Instructions for the task —
Nothing is to be altered; the data must be repeated exactly.

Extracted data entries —
*** Begin section ***

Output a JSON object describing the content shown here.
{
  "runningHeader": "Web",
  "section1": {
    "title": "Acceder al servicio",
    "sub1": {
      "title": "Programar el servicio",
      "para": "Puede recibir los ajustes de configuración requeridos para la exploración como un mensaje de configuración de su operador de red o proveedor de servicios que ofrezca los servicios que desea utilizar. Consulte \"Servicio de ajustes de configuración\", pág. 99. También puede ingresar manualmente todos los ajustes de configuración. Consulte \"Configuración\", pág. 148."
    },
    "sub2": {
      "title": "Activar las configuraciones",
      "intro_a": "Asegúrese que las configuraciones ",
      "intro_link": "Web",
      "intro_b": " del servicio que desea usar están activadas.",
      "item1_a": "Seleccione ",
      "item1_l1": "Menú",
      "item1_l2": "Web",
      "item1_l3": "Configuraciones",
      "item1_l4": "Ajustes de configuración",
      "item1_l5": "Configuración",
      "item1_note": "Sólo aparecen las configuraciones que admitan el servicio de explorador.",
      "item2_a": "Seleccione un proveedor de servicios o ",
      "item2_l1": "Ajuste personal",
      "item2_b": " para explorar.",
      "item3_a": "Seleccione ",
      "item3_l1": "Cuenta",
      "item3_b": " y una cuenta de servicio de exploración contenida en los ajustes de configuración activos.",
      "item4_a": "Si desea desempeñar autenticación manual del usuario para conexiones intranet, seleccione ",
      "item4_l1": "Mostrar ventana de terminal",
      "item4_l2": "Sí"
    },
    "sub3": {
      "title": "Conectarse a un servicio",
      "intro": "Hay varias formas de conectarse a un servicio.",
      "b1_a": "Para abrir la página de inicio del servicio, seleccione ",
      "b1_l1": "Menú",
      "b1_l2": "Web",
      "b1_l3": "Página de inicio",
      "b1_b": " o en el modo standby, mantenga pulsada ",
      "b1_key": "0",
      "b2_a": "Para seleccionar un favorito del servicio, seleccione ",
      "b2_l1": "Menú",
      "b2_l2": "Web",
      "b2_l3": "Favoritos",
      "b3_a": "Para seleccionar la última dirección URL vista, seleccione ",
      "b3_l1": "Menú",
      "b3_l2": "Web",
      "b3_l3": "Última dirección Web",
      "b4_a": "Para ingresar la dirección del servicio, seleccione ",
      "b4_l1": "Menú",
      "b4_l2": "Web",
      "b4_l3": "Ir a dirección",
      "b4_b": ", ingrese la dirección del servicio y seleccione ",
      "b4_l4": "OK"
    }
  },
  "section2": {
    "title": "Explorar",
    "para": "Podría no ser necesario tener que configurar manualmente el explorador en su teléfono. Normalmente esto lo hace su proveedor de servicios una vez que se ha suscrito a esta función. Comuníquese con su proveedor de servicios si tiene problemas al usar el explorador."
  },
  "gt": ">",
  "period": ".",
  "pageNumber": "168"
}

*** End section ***

Written answer —
Output a JSON object describing the content shown here.
{
  "runningHeader": "Web",
  "section1": {
    "title": "Acceder al servicio",
    "sub1": {
      "title": "Programar el servicio",
      "para": "Puede recibir los ajustes de configuración requeridos para la exploración como un mensaje de configuración de su operador de red o proveedor de servicios que ofrezca los servicios que desea utilizar. Consulte \"Servicio de ajustes de configuración\", pág. 99. También puede ingresar manualmente todos los ajustes de configuración. Consulte \"Configuración\", pág. 148."
    },
    "sub2": {
      "title": "Activar las configuraciones",
      "intro_a": "Asegúrese que las configuraciones ",
      "intro_link": "Web",
      "intro_b": " del servicio que desea usar están activadas.",
      "item1_a": "Seleccione ",
      "item1_l1": "Menú",
      "item1_l2": "Web",
      "item1_l3": "Configuraciones",
      "item1_l4": "Ajustes de configuración",
      "item1_l5": "Configuración",
      "item1_note": "Sólo aparecen las configuraciones que admitan el servicio de explorador.",
      "item2_a": "Seleccione un proveedor de servicios o ",
      "item2_l1": "Ajuste personal",
      "item2_b": " para explorar.",
      "item3_a": "Seleccione ",
      "item3_l1": "Cuenta",
      "item3_b": " y una cuenta de servicio de exploración contenida en los ajustes de configuración activos.",
      "item4_a": "Si desea desempeñar autenticación manual del usuario para conexiones intranet, seleccione ",
      "item4_l1": "Mostrar ventana de terminal",
      "item4_l2": "Sí"
    },
    "sub3": {
      "title": "Conectarse a un servicio",
      "intro": "Hay varias formas de conectarse a un servicio.",
      "b1_a": "Para abrir la página de inicio del servicio, seleccione ",
      "b1_l1": "Menú",
      "b1_l2": "Web",
      "b1_l3": "Página de inicio",
      "b1_b": " o en el modo standby, mantenga pulsada ",
      "b1_key": "0",
      "b2_a": "Para seleccionar un favorito del servicio, seleccione ",
      "b2_l1": "Menú",
      "b2_l2": "Web",
      "b2_l3": "Favoritos",
      "b3_a": "Para seleccionar la última dirección URL vista, seleccione ",
      "b3_l1": "Menú",
      "b3_l2": "Web",
      "b3_l3": "Última dirección Web",
      "b4_a": "Para ingresar la dirección del servicio, seleccione ",
      "b4_l1": "Menú",
      "b4_l2": "Web",
      "b4_l3": "Ir a dirección",
      "b4_b": ", ingrese la dirección del servicio y seleccione ",
      "b4_l4": "OK"
    }
  },
  "section2": {
    "title": "Explorar",
    "para": "Podría no ser necesario tener que configurar manualmente el explorador en su teléfono. Normalmente esto lo hace su proveedor de servicios una vez que se ha suscrito a esta función. Comuníquese con su proveedor de servicios si tiene problemas al usar el explorador."
  },
  "gt": ">",
  "period": ".",
  "pageNumber": "168"
}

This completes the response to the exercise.